## Task prompt
Copy out every line in the entries below that includes "Alexey".

## Information supplied
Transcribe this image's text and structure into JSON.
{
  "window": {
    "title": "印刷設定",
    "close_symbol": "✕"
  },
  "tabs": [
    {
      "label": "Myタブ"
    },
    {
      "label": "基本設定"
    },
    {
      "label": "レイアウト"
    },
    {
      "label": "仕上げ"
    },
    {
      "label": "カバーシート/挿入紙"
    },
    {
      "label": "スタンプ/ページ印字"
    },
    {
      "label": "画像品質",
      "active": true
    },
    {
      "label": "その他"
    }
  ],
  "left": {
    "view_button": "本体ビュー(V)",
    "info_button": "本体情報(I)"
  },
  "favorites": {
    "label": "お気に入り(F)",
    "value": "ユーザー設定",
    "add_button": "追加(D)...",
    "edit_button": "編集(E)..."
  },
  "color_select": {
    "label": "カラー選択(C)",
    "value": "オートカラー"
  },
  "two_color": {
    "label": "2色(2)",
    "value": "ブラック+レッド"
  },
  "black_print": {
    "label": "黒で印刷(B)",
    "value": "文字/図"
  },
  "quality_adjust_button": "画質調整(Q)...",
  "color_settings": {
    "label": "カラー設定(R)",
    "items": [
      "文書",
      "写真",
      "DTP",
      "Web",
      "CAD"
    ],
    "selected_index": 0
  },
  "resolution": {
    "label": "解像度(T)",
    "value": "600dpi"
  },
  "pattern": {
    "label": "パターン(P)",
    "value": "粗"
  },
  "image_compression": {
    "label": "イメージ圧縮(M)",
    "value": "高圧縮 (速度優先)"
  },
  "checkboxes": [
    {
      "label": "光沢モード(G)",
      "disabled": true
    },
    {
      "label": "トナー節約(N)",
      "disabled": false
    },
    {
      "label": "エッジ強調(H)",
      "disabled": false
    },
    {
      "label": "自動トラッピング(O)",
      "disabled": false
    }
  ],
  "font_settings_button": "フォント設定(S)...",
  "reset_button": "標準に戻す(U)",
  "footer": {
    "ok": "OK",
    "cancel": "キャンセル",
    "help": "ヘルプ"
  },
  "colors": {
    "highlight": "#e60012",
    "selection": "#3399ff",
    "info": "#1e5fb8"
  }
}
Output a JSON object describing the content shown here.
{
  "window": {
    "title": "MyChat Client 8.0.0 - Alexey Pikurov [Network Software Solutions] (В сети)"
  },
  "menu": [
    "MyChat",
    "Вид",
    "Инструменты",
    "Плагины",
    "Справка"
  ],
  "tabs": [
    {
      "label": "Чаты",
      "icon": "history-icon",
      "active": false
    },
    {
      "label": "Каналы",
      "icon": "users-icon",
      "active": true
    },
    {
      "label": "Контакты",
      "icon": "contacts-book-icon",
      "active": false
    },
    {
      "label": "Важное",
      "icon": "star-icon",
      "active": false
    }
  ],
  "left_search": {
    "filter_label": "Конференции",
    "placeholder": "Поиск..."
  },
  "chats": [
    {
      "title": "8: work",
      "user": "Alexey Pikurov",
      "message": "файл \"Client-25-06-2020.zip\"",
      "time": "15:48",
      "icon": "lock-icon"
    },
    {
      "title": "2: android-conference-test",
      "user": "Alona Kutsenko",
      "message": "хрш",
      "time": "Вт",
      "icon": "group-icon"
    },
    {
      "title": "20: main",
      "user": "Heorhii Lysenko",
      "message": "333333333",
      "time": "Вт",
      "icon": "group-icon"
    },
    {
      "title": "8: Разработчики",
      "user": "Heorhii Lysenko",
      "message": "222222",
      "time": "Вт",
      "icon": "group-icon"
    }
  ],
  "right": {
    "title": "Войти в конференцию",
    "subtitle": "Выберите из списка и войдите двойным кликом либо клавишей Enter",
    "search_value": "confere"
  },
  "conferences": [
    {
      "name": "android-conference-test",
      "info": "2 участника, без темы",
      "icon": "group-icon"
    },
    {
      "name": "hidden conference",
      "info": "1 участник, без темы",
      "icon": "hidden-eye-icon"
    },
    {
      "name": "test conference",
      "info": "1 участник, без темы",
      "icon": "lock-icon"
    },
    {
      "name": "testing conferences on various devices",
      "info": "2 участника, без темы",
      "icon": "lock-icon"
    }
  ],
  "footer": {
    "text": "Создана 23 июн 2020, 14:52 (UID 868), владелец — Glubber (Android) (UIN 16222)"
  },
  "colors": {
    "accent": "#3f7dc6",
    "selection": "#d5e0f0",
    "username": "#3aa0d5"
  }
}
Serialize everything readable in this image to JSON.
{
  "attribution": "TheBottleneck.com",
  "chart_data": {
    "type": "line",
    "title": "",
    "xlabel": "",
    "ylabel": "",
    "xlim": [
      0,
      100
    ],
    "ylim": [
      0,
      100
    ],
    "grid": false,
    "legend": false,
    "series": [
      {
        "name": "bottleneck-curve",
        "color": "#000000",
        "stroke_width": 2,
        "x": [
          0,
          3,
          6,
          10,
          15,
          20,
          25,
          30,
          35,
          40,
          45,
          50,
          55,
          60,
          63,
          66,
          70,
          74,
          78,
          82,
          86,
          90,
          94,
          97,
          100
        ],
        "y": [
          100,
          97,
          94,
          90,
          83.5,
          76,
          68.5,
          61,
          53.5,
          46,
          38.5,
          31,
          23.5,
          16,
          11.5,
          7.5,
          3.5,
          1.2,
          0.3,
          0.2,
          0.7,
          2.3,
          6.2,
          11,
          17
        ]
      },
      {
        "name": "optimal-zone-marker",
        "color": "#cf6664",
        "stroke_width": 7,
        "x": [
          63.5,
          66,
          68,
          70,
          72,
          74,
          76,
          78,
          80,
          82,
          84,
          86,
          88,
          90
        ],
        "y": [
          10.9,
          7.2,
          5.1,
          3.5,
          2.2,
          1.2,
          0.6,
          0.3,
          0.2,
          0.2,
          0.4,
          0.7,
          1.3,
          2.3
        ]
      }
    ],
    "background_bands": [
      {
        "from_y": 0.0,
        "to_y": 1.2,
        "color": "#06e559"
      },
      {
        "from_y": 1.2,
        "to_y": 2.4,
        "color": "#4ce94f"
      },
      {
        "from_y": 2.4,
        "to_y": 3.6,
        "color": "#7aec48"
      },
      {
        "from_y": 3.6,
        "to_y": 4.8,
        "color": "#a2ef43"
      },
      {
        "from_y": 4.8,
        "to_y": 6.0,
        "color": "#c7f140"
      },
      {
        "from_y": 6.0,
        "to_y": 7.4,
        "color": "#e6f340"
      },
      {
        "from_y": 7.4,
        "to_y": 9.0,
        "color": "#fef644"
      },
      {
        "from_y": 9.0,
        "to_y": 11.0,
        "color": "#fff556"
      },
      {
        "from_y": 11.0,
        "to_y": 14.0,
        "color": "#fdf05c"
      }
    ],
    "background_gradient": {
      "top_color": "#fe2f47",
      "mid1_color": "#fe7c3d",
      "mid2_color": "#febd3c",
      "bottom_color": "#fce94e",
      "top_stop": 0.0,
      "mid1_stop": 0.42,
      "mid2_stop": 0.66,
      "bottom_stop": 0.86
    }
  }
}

## Response area
    "title": "MyChat Client 8.0.0 - Alexey Pikurov [Network Software Solutions] (В сети)"
      "user": "Alexey Pikurov",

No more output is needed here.